BEGIN RECORDS FOR PROCESSING

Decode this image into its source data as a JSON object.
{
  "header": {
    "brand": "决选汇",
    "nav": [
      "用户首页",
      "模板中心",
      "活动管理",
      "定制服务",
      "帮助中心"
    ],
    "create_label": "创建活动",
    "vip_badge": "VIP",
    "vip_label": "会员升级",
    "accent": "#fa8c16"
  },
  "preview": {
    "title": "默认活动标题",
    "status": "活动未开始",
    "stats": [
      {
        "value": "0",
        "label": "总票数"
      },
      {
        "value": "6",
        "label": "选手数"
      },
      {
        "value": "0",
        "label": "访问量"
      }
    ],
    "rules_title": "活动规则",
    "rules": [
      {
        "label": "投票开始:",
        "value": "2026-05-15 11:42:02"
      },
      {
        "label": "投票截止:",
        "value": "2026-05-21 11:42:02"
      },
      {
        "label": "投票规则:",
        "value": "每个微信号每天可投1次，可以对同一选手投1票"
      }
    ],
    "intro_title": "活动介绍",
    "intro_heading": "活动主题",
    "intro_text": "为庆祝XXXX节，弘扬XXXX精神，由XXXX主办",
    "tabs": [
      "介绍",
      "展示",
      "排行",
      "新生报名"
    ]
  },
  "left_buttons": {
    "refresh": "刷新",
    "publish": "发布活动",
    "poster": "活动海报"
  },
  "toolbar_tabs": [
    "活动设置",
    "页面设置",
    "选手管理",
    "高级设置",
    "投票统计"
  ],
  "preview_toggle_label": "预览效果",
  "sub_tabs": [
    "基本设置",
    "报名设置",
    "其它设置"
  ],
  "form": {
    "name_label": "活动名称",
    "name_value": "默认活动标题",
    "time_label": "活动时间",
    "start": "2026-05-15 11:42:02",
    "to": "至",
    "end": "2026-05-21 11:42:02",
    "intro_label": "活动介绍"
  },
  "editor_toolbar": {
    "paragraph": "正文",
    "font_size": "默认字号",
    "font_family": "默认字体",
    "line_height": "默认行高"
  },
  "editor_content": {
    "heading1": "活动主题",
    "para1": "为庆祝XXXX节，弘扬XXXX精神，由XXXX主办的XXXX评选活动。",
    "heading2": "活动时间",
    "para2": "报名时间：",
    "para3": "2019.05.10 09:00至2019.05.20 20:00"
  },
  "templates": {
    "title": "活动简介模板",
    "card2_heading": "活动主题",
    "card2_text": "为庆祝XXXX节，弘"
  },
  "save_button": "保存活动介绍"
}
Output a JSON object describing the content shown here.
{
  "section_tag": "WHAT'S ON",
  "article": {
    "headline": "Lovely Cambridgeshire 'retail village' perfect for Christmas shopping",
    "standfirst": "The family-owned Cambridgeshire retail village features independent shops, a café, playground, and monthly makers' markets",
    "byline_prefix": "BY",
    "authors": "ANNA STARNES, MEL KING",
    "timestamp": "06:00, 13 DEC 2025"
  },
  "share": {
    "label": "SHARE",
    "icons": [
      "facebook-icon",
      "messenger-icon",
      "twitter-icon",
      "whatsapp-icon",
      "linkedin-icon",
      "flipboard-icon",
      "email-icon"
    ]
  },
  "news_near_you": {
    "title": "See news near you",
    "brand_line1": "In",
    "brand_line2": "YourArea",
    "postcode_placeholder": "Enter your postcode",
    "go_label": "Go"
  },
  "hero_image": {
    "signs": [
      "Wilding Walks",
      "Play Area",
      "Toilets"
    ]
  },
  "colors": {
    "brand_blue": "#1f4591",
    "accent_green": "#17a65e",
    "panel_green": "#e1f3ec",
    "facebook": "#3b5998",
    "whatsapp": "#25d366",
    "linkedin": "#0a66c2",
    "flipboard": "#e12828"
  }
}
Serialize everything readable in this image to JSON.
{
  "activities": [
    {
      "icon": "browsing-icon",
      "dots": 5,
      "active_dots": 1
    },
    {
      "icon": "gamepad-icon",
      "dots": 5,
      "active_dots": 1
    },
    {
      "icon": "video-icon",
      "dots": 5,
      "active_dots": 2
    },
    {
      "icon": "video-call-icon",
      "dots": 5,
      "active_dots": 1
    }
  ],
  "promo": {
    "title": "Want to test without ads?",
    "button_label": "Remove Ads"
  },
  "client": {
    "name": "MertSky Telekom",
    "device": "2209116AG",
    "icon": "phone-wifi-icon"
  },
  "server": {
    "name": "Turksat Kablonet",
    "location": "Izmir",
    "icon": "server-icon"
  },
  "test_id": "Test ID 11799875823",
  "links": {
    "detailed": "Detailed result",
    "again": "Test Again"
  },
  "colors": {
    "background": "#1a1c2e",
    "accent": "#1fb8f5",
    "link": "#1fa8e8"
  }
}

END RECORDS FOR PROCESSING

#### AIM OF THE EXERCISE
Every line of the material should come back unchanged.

#### EXERCISE ANSWER
Decode this image into its source data as a JSON object.
{
  "header": {
    "brand": "决选汇",
    "nav": [
      "用户首页",
      "模板中心",
      "活动管理",
      "定制服务",
      "帮助中心"
    ],
    "create_label": "创建活动",
    "vip_badge": "VIP",
    "vip_label": "会员升级",
    "accent": "#fa8c16"
  },
  "preview": {
    "title": "默认活动标题",
    "status": "活动未开始",
    "stats": [
      {
        "value": "0",
        "label": "总票数"
      },
      {
        "value": "6",
        "label": "选手数"
      },
      {
        "value": "0",
        "label": "访问量"
      }
    ],
    "rules_title": "活动规则",
    "rules": [
      {
        "label": "投票开始:",
        "value": "2026-05-15 11:42:02"
      },
      {
        "label": "投票截止:",
        "value": "2026-05-21 11:42:02"
      },
      {
        "label": "投票规则:",
        "value": "每个微信号每天可投1次，可以对同一选手投1票"
      }
    ],
    "intro_title": "活动介绍",
    "intro_heading": "活动主题",
    "intro_text": "为庆祝XXXX节，弘扬XXXX精神，由XXXX主办",
    "tabs": [
      "介绍",
      "展示",
      "排行",
      "新生报名"
    ]
  },
  "left_buttons": {
    "refresh": "刷新",
    "publish": "发布活动",
    "poster": "活动海报"
  },
  "toolbar_tabs": [
    "活动设置",
    "页面设置",
    "选手管理",
    "高级设置",
    "投票统计"
  ],
  "preview_toggle_label": "预览效果",
  "sub_tabs": [
    "基本设置",
    "报名设置",
    "其它设置"
  ],
  "form": {
    "name_label": "活动名称",
    "name_value": "默认活动标题",
    "time_label": "活动时间",
    "start": "2026-05-15 11:42:02",
    "to": "至",
    "end": "2026-05-21 11:42:02",
    "intro_label": "活动介绍"
  },
  "editor_toolbar": {
    "paragraph": "正文",
    "font_size": "默认字号",
    "font_family": "默认字体",
    "line_height": "默认行高"
  },
  "editor_content": {
    "heading1": "活动主题",
    "para1": "为庆祝XXXX节，弘扬XXXX精神，由XXXX主办的XXXX评选活动。",
    "heading2": "活动时间",
    "para2": "报名时间：",
    "para3": "2019.05.10 09:00至2019.05.20 20:00"
  },
  "templates": {
    "title": "活动简介模板",
    "card2_heading": "活动主题",
    "card2_text": "为庆祝XXXX节，弘"
  },
  "save_button": "保存活动介绍"
}
Output a JSON object describing the content shown here.
{
  "section_tag": "WHAT'S ON",
  "article": {
    "headline": "Lovely Cambridgeshire 'retail village' perfect for Christmas shopping",
    "standfirst": "The family-owned Cambridgeshire retail village features independent shops, a café, playground, and monthly makers' markets",
    "byline_prefix": "BY",
    "authors": "ANNA STARNES, MEL KING",
    "timestamp": "06:00, 13 DEC 2025"
  },
  "share": {
    "label": "SHARE",
    "icons": [
      "facebook-icon",
      "messenger-icon",
      "twitter-icon",
      "whatsapp-icon",
      "linkedin-icon",
      "flipboard-icon",
      "email-icon"
    ]
  },
  "news_near_you": {
    "title": "See news near you",
    "brand_line1": "In",
    "brand_line2": "YourArea",
    "postcode_placeholder": "Enter your postcode",
    "go_label": "Go"
  },
  "hero_image": {
    "signs": [
      "Wilding Walks",
      "Play Area",
      "Toilets"
    ]
  },
  "colors": {
    "brand_blue": "#1f4591",
    "accent_green": "#17a65e",
    "panel_green": "#e1f3ec",
    "facebook": "#3b5998",
    "whatsapp": "#25d366",
    "linkedin": "#0a66c2",
    "flipboard": "#e12828"
  }
}
Serialize everything readable in this image to JSON.
{
  "activities": [
    {
      "icon": "browsing-icon",
      "dots": 5,
      "active_dots": 1
    },
    {
      "icon": "gamepad-icon",
      "dots": 5,
      "active_dots": 1
    },
    {
      "icon": "video-icon",
      "dots": 5,
      "active_dots": 2
    },
    {
      "icon": "video-call-icon",
      "dots": 5,
      "active_dots": 1
    }
  ],
  "promo": {
    "title": "Want to test without ads?",
    "button_label": "Remove Ads"
  },
  "client": {
    "name": "MertSky Telekom",
    "device": "2209116AG",
    "icon": "phone-wifi-icon"
  },
  "server": {
    "name": "Turksat Kablonet",
    "location": "Izmir",
    "icon": "server-icon"
  },
  "test_id": "Test ID 11799875823",
  "links": {
    "detailed": "Detailed result",
    "again": "Test Again"
  },
  "colors": {
    "background": "#1a1c2e",
    "accent": "#1fb8f5",
    "link": "#1fa8e8"
  }
}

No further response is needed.